> **What is required**
Would you show every line from the records that holds "math"?

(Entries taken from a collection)
****************************************
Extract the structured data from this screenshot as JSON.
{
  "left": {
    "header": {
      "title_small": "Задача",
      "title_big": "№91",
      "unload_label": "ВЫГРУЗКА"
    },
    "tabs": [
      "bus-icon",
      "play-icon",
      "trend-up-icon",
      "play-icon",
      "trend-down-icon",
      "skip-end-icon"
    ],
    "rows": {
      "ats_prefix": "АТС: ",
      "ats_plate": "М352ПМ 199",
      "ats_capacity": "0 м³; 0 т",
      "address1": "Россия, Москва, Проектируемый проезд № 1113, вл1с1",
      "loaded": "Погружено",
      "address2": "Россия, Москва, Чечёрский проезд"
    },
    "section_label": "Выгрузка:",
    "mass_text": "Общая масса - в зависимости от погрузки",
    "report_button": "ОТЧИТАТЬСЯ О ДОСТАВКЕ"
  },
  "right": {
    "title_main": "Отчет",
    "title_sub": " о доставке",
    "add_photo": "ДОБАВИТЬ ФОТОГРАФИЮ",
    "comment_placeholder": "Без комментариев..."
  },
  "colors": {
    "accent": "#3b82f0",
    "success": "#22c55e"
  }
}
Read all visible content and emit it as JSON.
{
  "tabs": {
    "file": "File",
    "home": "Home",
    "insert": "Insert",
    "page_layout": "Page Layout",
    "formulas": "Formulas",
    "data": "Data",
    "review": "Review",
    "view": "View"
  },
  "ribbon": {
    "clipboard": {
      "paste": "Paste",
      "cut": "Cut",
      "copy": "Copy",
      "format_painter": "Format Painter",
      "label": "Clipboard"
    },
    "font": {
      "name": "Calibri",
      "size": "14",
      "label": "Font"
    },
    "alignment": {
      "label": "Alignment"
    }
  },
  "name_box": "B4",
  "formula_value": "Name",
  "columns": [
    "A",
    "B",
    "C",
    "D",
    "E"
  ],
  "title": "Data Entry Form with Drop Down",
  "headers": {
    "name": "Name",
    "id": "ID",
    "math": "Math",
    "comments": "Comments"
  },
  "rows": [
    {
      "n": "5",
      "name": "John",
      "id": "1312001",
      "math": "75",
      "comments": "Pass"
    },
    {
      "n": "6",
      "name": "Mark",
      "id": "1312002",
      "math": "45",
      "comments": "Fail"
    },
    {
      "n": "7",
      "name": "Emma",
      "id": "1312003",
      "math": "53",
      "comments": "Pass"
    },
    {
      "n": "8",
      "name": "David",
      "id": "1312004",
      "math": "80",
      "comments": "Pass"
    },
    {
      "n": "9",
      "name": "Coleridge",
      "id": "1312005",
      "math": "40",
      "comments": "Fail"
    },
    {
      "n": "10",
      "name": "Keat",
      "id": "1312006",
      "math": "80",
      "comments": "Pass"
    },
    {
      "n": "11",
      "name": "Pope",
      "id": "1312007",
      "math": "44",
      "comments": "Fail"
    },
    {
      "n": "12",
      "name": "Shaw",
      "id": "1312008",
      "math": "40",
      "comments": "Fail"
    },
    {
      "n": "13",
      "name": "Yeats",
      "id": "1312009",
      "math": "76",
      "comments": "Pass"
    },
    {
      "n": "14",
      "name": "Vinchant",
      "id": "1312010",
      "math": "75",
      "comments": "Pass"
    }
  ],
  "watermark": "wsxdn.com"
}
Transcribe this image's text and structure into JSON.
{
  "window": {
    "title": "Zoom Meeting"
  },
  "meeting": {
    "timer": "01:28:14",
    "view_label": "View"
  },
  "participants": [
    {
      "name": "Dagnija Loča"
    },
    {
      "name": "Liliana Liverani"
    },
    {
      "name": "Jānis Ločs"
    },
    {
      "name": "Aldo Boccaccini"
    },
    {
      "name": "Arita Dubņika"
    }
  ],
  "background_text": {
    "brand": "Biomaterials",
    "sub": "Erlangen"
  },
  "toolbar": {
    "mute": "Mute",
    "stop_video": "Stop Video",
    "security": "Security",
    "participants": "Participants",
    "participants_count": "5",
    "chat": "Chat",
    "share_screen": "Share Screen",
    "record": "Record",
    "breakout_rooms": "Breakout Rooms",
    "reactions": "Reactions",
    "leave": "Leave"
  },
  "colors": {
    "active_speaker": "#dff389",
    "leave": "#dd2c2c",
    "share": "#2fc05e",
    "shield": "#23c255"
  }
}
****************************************
> **Task output**
    "math": "Math",
      "math": "75",
      "math": "45",
      "math": "53",
      "math": "80",
      "math": "40",
      "math": "80",
      "math": "44",
      "math": "40",
      "math": "76",
      "math": "75",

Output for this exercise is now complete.